REQUIRED ACTION: The listing below should be printed exactly, every line of it. Skip the pictures.

DATA:
*** Block opens ***

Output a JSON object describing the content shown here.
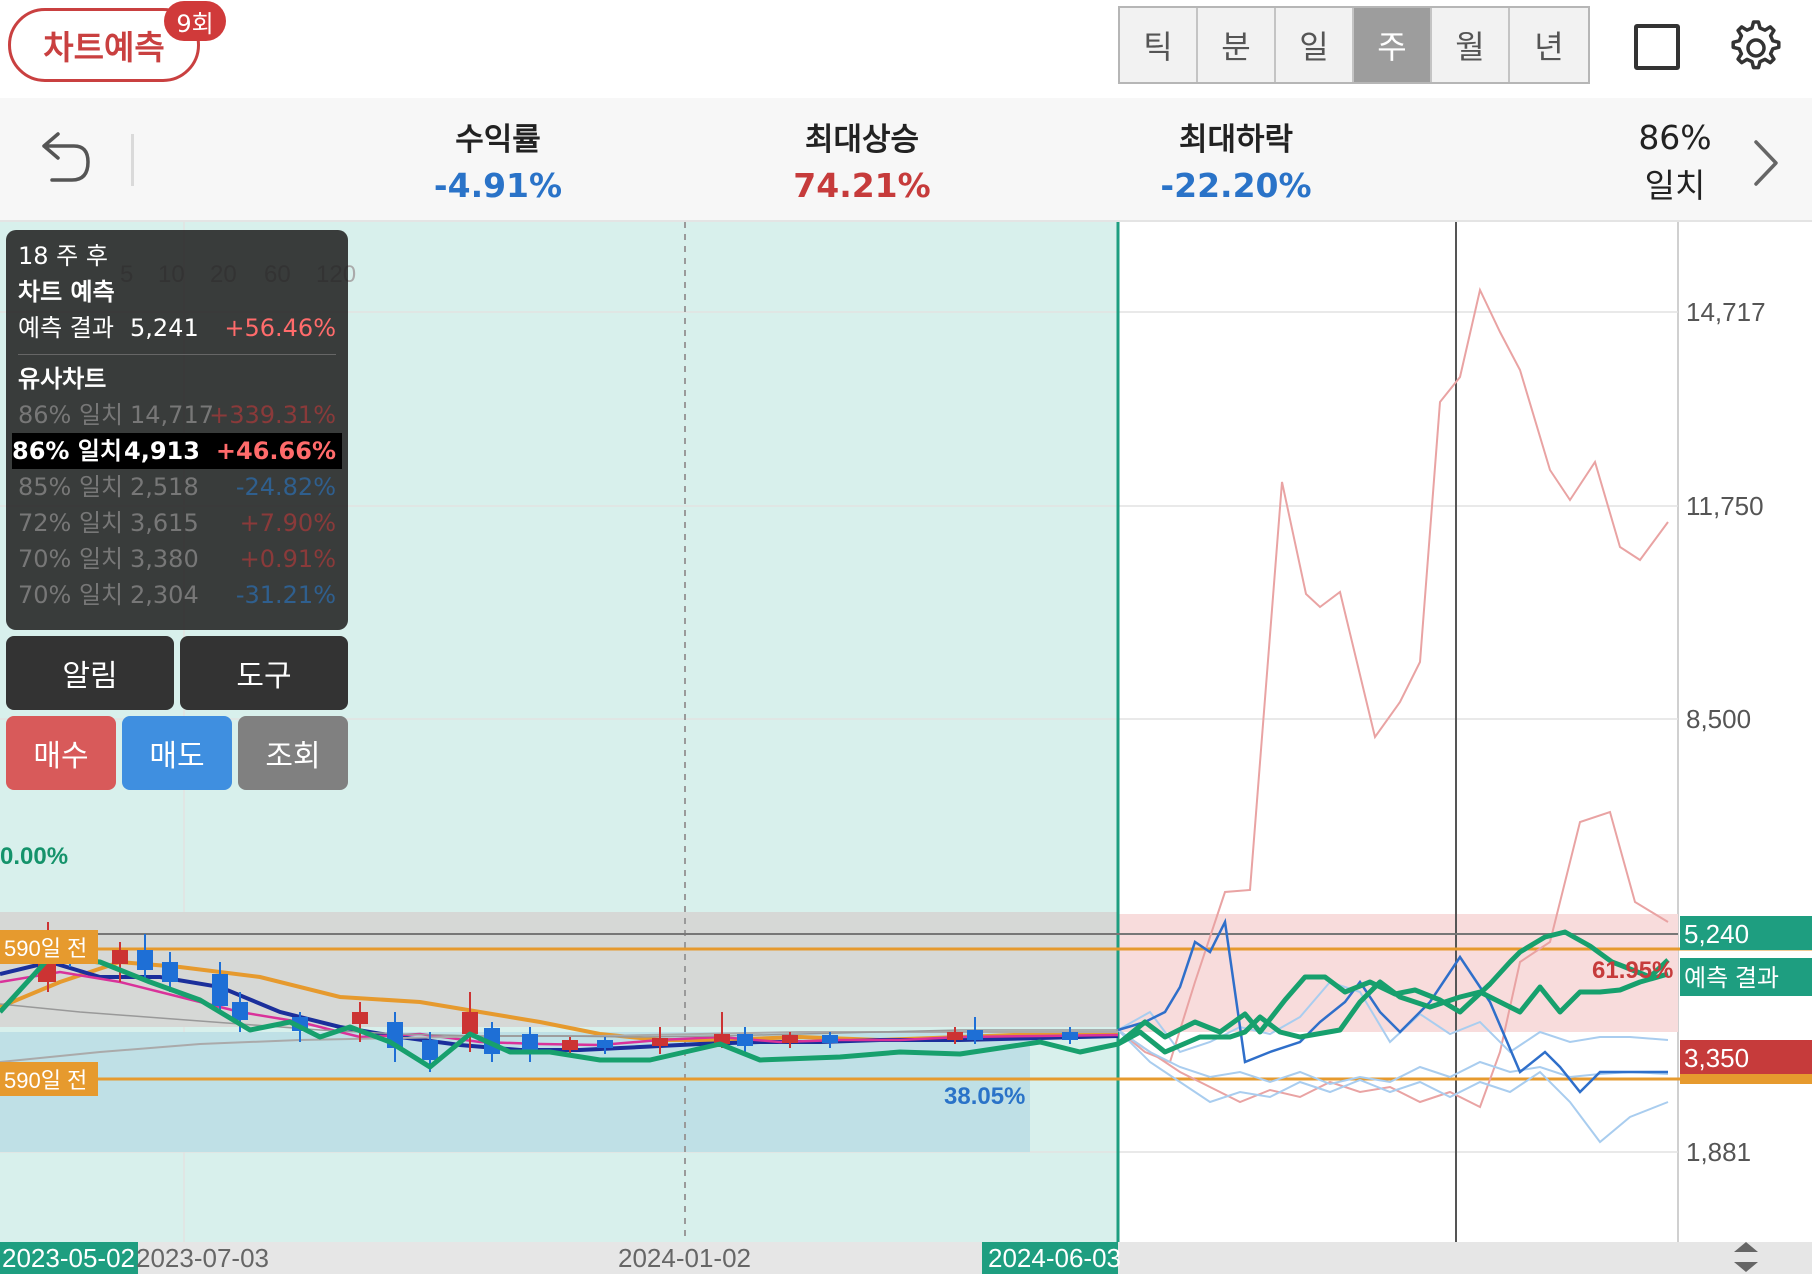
{
  "topbar": {
    "predict_label": "차트예측",
    "predict_badge": "9회",
    "period_tabs": [
      {
        "label": "틱",
        "active": false
      },
      {
        "label": "분",
        "active": false
      },
      {
        "label": "일",
        "active": false
      },
      {
        "label": "주",
        "active": true
      },
      {
        "label": "월",
        "active": false
      },
      {
        "label": "년",
        "active": false
      }
    ],
    "square_icon": "square-outline-icon",
    "settings_icon": "gear-icon"
  },
  "stats": {
    "return_label": "수익률",
    "return_value": "-4.91%",
    "max_rise_label": "최대상승",
    "max_rise_value": "74.21%",
    "max_drop_label": "최대하락",
    "max_drop_value": "-22.20%",
    "match_percent": "86%",
    "match_label": "일치",
    "colors": {
      "positive": "#c63b3b",
      "negative": "#2a73c8"
    }
  },
  "info_panel": {
    "horizon": "18 주 후",
    "predict_title": "차트 예측",
    "predict_result_label": "예측 결과",
    "predict_result_value": "5,241",
    "predict_result_change": "+56.46%",
    "similar_title": "유사차트",
    "similar": [
      {
        "match": "86% 일치",
        "value": "14,717",
        "change": "+339.31%",
        "selected": false,
        "sign": "pos"
      },
      {
        "match": "86% 일치",
        "value": "4,913",
        "change": "+46.66%",
        "selected": true,
        "sign": "pos"
      },
      {
        "match": "85% 일치",
        "value": "2,518",
        "change": "-24.82%",
        "selected": false,
        "sign": "neg"
      },
      {
        "match": "72% 일치",
        "value": "3,615",
        "change": "+7.90%",
        "selected": false,
        "sign": "pos"
      },
      {
        "match": "70% 일치",
        "value": "3,380",
        "change": "+0.91%",
        "selected": false,
        "sign": "pos"
      },
      {
        "match": "70% 일치",
        "value": "2,304",
        "change": "-31.21%",
        "selected": false,
        "sign": "neg"
      }
    ]
  },
  "buttons": {
    "alert": "알림",
    "tools": "도구",
    "buy": "매수",
    "sell": "매도",
    "view": "조회"
  },
  "chart": {
    "ma_legend": [
      "5",
      "10",
      "20",
      "60",
      "120"
    ],
    "y_ticks": [
      "14,717",
      "11,750",
      "8,500",
      "1,881"
    ],
    "price_tags": {
      "forecast": "5,240",
      "forecast_label": "예측 결과",
      "current": "3,350"
    },
    "annotations": {
      "pct_zero": "0.00%",
      "pct_blue": "38.05%",
      "pct_red": "61.95%",
      "days_ago": "590일 전"
    },
    "dates": {
      "start": "2023-05-02",
      "d2": "2023-07-03",
      "d3": "2024-01-02",
      "end": "2024-06-03"
    }
  }
}
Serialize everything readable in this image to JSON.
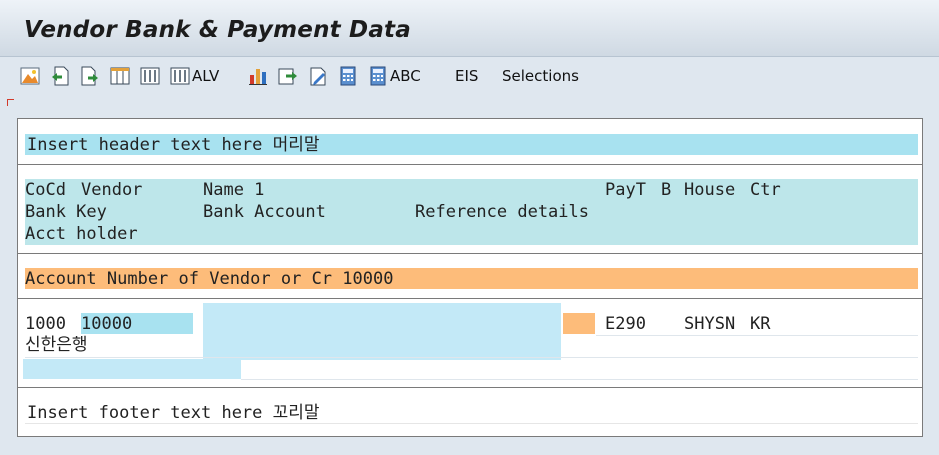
{
  "window": {
    "title": "Vendor Bank & Payment Data"
  },
  "toolbar": {
    "alv_label": "ALV",
    "abc_label": "ABC",
    "eis_label": "EIS",
    "selections_label": "Selections"
  },
  "report": {
    "header_text": "Insert header text here 머리말",
    "column_headers": {
      "row1": [
        "CoCd",
        "Vendor",
        "Name 1",
        "PayT",
        "B",
        "House",
        "Ctr"
      ],
      "row2": [
        "Bank Key",
        "Bank Account",
        "Reference details"
      ],
      "row3": [
        "Acct holder"
      ]
    },
    "group_header": "Account Number of Vendor or Cr 10000",
    "data_row": {
      "cocd": "1000",
      "vendor": "10000",
      "payt": "E290",
      "house_bank": "SHYSN",
      "country": "KR",
      "bank_key": "신한은행"
    },
    "footer_text": "Insert footer text here 꼬리말"
  },
  "colors": {
    "header_bg": "#a8e2f0",
    "column_header_bg": "#bde6ea",
    "group_header_bg": "#fdbc7a",
    "highlight_cell": "#a8e2f0",
    "redacted": "#c3e9f7"
  }
}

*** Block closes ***

TASK SOLUTION:
Output a JSON object describing the content shown here.
{
  "topbar": {
    "predict_label": "차트예측",
    "predict_badge": "9회",
    "period_tabs": [
      {
        "label": "틱",
        "active": false
      },
      {
        "label": "분",
        "active": false
      },
      {
        "label": "일",
        "active": false
      },
      {
        "label": "주",
        "active": true
      },
      {
        "label": "월",
        "active": false
      },
      {
        "label": "년",
        "active": false
      }
    ],
    "square_icon": "square-outline-icon",
    "settings_icon": "gear-icon"
  },
  "stats": {
    "return_label": "수익률",
    "return_value": "-4.91%",
    "max_rise_label": "최대상승",
    "max_rise_value": "74.21%",
    "max_drop_label": "최대하락",
    "max_drop_value": "-22.20%",
    "match_percent": "86%",
    "match_label": "일치",
    "colors": {
      "positive": "#c63b3b",
      "negative": "#2a73c8"
    }
  },
  "info_panel": {
    "horizon": "18 주 후",
    "predict_title": "차트 예측",
    "predict_result_label": "예측 결과",
    "predict_result_value": "5,241",
    "predict_result_change": "+56.46%",
    "similar_title": "유사차트",
    "similar": [
      {
        "match": "86% 일치",
        "value": "14,717",
        "change": "+339.31%",
        "selected": false,
        "sign": "pos"
      },
      {
        "match": "86% 일치",
        "value": "4,913",
        "change": "+46.66%",
        "selected": true,
        "sign": "pos"
      },
      {
        "match": "85% 일치",
        "value": "2,518",
        "change": "-24.82%",
        "selected": false,
        "sign": "neg"
      },
      {
        "match": "72% 일치",
        "value": "3,615",
        "change": "+7.90%",
        "selected": false,
        "sign": "pos"
      },
      {
        "match": "70% 일치",
        "value": "3,380",
        "change": "+0.91%",
        "selected": false,
        "sign": "pos"
      },
      {
        "match": "70% 일치",
        "value": "2,304",
        "change": "-31.21%",
        "selected": false,
        "sign": "neg"
      }
    ]
  },
  "buttons": {
    "alert": "알림",
    "tools": "도구",
    "buy": "매수",
    "sell": "매도",
    "view": "조회"
  },
  "chart": {
    "ma_legend": [
      "5",
      "10",
      "20",
      "60",
      "120"
    ],
    "y_ticks": [
      "14,717",
      "11,750",
      "8,500",
      "1,881"
    ],
    "price_tags": {
      "forecast": "5,240",
      "forecast_label": "예측 결과",
      "current": "3,350"
    },
    "annotations": {
      "pct_zero": "0.00%",
      "pct_blue": "38.05%",
      "pct_red": "61.95%",
      "days_ago": "590일 전"
    },
    "dates": {
      "start": "2023-05-02",
      "d2": "2023-07-03",
      "d3": "2024-01-02",
      "end": "2024-06-03"
    }
  }
}
Serialize everything readable in this image to JSON.
{
  "window": {
    "title": "Vendor Bank & Payment Data"
  },
  "toolbar": {
    "alv_label": "ALV",
    "abc_label": "ABC",
    "eis_label": "EIS",
    "selections_label": "Selections"
  },
  "report": {
    "header_text": "Insert header text here 머리말",
    "column_headers": {
      "row1": [
        "CoCd",
        "Vendor",
        "Name 1",
        "PayT",
        "B",
        "House",
        "Ctr"
      ],
      "row2": [
        "Bank Key",
        "Bank Account",
        "Reference details"
      ],
      "row3": [
        "Acct holder"
      ]
    },
    "group_header": "Account Number of Vendor or Cr 10000",
    "data_row": {
      "cocd": "1000",
      "vendor": "10000",
      "payt": "E290",
      "house_bank": "SHYSN",
      "country": "KR",
      "bank_key": "신한은행"
    },
    "footer_text": "Insert footer text here 꼬리말"
  },
  "colors": {
    "header_bg": "#a8e2f0",
    "column_header_bg": "#bde6ea",
    "group_header_bg": "#fdbc7a",
    "highlight_cell": "#a8e2f0",
    "redacted": "#c3e9f7"
  }
}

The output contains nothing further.